In the three months leading up to March, the Morgan Stanley Capital International (MSCI) Kenya Index, which advises foreign investors on local market assets, showed a return of -20.2.
None of the other nine African markets that the index tracked had a return that was less than a negative 7%. In the time frame, four of the markets—Nigeria, Senegal, Tunisia, and Zimbabwe—had gains ranging from 1.8 percent to 41 percent. The returns from the other five markets—South Africa, Egypt, Botswana, Mauritius, and Morocco—ranged from -1.3 to -6.1 percent.
In order to reflect the rising interest rate environment, US Treasury bond yields have been increasing. Foreign investors have thus been trying to lower the amount of risk they are taking in frontier markets. This led to worries regarding dividend and return repatriation, which were then compounded by the country’s falling shilling and dollar liquidity restrictions.
Due to its position as the most valuable company on the NSE, Safaricom has the most weight in the MSCI Kenya Index.
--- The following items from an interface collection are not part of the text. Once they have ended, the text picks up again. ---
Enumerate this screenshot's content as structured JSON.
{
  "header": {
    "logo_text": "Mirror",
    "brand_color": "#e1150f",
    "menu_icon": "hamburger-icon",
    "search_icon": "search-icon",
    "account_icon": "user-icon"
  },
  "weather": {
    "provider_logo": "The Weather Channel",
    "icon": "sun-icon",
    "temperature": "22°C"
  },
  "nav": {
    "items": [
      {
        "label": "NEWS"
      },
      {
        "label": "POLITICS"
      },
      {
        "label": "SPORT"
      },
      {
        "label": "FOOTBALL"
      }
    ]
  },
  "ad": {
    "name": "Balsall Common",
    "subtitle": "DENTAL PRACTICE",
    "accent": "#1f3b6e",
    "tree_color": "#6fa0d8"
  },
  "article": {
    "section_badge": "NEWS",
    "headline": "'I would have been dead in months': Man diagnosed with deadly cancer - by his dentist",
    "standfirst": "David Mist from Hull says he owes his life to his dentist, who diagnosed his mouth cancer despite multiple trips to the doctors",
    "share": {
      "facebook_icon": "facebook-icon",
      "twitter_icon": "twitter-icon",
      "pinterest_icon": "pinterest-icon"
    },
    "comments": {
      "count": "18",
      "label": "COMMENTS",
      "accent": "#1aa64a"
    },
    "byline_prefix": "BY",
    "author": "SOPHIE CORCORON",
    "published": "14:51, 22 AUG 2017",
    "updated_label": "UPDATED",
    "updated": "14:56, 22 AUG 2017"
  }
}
However, over the past quarter, its price has fallen by 25%. While Equity saw a 2.2 percent increase, KCB’s share price fell by 6.8 percent.
The benchmark NSE 20 Share Index decreased by 3.2 percent during this time, while the All-Share Index dropped by 11.5 percent.
Due to the stock’s high liquidity and strong financial performance, including profits and dividends, foreign investors have disproportionate exposure to it.
The exchange losses that international investors would incur if they converted their sales to dollars exacerbated their paper losses, which is why the MSCI index fell more precipitously than the NSE’s shilling indices.
Foreign investors exchange their dollars for shillings when they first enter the market, and they do the opposite when they exit to move money abroad.
Therefore, the performance of the dollar versus the shilling has a significant impact on the stock market for international investors, who may experience exchange losses or profits depending on whether the shilling is weakening or strengthening against the dollar.